▶ **PROVIDED MATERIAL**:

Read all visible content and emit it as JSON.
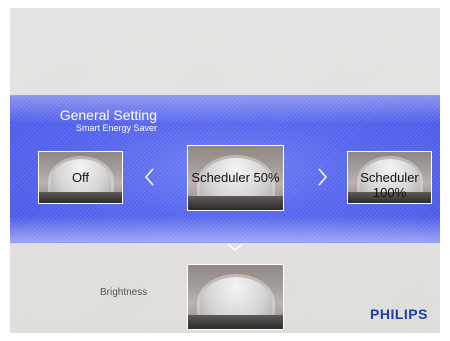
{
  "menu": {
    "title": "General Setting",
    "subtitle": "Smart Energy Saver",
    "options": [
      {
        "label": "Off"
      },
      {
        "label": "Scheduler 50%",
        "selected": true
      },
      {
        "label": "Scheduler 100%"
      }
    ]
  },
  "next_item": {
    "label": "Brightness"
  },
  "brand": {
    "logo_text": "PHILIPS",
    "color": "#1e3fa6"
  },
  "icons": {
    "left": "chevron-left-icon",
    "right": "chevron-right-icon",
    "down": "chevron-down-icon"
  },
  "colors": {
    "band": "#5564ee",
    "background": "#dedcd9"
  }
}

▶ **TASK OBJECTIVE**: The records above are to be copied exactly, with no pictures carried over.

▶ **TASK OUTPUT**:
Read all visible content and emit it as JSON.
{
  "menu": {
    "title": "General Setting",
    "subtitle": "Smart Energy Saver",
    "options": [
      {
        "label": "Off"
      },
      {
        "label": "Scheduler 50%",
        "selected": true
      },
      {
        "label": "Scheduler 100%"
      }
    ]
  },
  "next_item": {
    "label": "Brightness"
  },
  "brand": {
    "logo_text": "PHILIPS",
    "color": "#1e3fa6"
  },
  "icons": {
    "left": "chevron-left-icon",
    "right": "chevron-right-icon",
    "down": "chevron-down-icon"
  },
  "colors": {
    "band": "#5564ee",
    "background": "#dedcd9"
  }
}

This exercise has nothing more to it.